I used to struggle with the idea that my reading of Hegel was not particularly objective, but in the course of writing my first chapter I have recently realised that actually no-one can ever look at something objectively. Everyone is subjective. What’s important is that one recognises the limits of one’s subjectivity.

As a result, I have become fascinated by how people comes to pick their research topics. Amongst my own PhD colleagues, there are some whose topic is related to their career: an insolvency lawyer looking into the effect of harmonisation on insolvency law; an architect-turned-construction lawyer researching the arbitration mechanisms for firms involved in building the Olympic stadia; an engineer with experience in development interested in how irrigation technology affects the legal rights of indigenous people at different points on a river. On the other hand, there are others where the origin of the research topic seems kinda random, but it is my ‘hypothesis’ that it is not so random.

One thing that I have noticed from conversations with colleagues and on Twitter is that supervisers seem to exert quite a bit of influence over the direction of phd research, more than just providing research guidance. I have heard a number of people say how their superviser makes it quite clear that they are not interested in research that does not more closely align their own interests. This surprised me because my own superviser seemed to stick to providing guidance and challenging my thinking but not dictating what I should do – even if sometimes I really wished he had. I am glad he didn’t. But, lately, the theoretical direction of my research has started coming close to the specific interests of my superviser.
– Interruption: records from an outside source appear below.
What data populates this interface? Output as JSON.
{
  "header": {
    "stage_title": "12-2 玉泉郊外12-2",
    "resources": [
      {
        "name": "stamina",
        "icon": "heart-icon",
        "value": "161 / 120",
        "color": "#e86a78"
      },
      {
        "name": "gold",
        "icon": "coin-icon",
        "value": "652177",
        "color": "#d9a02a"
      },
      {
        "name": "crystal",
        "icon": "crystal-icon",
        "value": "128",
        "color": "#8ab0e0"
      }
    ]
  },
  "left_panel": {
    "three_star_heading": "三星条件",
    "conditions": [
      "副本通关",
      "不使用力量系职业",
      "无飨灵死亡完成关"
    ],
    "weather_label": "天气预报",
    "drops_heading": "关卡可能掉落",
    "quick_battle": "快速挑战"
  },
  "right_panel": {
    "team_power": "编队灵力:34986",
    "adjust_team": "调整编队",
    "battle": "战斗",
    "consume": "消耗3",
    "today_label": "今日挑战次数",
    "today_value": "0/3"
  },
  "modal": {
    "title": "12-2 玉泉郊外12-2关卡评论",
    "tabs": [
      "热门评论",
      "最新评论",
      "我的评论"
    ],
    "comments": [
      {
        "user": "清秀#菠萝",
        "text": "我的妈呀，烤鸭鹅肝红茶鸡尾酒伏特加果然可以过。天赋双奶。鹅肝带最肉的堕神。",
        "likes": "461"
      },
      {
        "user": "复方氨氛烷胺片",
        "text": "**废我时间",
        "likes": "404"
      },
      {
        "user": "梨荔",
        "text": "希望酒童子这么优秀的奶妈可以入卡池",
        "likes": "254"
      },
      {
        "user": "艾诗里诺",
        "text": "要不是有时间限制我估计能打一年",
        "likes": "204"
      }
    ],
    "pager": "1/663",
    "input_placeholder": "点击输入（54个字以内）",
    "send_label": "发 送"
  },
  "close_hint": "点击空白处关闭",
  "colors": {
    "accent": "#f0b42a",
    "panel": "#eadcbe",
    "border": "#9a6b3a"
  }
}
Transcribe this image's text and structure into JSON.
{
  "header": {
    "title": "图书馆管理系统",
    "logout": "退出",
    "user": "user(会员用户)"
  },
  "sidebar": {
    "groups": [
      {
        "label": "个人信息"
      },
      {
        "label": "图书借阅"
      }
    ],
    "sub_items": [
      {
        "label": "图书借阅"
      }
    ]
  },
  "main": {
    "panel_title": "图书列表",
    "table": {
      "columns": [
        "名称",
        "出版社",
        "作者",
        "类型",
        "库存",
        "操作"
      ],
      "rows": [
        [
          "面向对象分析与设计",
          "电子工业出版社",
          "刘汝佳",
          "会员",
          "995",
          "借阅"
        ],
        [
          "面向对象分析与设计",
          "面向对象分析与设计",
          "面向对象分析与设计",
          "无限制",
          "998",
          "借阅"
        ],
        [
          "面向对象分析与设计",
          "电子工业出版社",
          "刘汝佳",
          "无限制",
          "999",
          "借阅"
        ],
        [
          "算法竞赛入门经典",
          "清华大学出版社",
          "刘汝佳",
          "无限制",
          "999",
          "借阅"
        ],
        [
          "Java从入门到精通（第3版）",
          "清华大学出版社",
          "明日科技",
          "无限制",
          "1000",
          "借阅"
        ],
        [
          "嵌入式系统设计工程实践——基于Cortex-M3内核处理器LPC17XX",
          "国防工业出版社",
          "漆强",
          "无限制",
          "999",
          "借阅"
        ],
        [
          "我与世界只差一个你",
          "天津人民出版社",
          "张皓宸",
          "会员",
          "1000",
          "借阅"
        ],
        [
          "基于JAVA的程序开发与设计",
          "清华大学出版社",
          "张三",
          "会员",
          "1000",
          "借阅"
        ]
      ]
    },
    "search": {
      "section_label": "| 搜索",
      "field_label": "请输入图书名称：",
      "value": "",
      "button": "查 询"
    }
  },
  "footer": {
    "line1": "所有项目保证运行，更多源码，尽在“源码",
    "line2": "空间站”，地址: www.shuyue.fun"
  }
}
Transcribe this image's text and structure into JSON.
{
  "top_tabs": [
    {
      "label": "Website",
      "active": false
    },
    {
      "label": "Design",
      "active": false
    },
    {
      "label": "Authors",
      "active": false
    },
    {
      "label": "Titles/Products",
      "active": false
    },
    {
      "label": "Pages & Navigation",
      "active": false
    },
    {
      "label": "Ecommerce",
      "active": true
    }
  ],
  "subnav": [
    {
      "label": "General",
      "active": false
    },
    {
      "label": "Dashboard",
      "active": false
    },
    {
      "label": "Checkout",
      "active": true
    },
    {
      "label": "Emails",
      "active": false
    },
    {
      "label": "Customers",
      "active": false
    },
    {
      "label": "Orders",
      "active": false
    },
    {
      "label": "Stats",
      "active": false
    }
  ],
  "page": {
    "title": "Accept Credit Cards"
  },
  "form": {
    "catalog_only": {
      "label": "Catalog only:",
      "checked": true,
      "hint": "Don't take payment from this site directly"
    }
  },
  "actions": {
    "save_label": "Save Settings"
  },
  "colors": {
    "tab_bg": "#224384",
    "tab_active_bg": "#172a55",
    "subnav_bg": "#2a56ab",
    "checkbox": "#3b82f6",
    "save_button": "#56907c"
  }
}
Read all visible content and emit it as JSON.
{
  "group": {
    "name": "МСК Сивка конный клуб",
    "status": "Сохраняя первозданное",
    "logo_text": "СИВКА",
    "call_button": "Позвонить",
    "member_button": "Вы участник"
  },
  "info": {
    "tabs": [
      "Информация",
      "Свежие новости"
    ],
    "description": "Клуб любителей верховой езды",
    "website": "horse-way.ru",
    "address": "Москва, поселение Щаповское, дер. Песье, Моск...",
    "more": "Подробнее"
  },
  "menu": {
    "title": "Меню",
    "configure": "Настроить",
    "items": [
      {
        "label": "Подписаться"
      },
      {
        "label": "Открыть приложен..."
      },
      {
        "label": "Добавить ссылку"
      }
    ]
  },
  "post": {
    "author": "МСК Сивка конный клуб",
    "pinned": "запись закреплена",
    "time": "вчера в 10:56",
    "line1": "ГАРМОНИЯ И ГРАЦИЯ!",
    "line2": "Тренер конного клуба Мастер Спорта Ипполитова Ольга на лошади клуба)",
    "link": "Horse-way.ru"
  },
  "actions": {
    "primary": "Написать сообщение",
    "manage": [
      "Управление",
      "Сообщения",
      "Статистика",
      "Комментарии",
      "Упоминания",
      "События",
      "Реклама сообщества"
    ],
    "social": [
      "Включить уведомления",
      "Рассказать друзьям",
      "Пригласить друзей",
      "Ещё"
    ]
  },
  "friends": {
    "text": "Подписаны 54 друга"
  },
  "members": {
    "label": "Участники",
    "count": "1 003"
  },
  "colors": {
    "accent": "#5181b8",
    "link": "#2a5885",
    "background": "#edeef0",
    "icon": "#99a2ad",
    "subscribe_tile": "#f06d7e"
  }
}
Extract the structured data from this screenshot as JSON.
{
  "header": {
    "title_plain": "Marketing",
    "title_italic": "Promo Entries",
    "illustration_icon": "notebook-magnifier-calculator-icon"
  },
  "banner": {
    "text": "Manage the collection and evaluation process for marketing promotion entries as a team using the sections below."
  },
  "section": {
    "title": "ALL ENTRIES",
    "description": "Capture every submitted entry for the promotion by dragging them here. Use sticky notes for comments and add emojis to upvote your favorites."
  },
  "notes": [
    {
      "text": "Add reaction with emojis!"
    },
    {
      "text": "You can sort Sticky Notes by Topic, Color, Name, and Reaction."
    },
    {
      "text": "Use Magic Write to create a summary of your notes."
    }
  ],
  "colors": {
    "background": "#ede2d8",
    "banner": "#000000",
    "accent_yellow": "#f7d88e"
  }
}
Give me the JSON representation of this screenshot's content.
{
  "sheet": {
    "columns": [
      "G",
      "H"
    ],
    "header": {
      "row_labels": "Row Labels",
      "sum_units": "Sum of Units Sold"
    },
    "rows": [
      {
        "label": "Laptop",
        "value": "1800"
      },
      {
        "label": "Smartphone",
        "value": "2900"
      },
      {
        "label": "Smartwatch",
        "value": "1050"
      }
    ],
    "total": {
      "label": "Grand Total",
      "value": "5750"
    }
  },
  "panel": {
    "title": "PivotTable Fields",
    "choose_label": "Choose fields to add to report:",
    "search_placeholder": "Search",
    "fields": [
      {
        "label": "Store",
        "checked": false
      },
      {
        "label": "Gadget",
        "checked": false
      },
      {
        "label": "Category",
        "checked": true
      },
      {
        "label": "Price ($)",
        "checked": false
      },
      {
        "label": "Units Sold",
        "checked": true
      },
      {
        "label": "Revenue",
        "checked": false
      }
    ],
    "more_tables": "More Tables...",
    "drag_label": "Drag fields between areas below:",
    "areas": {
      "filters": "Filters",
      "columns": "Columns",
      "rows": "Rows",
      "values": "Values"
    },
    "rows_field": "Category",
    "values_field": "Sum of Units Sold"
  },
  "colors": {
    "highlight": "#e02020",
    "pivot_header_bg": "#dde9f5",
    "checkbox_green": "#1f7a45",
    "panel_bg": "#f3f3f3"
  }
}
How did you come up with your PhD topic? How has your life influenced the direction of your research? Please feel free to contribute a post


Filed under Law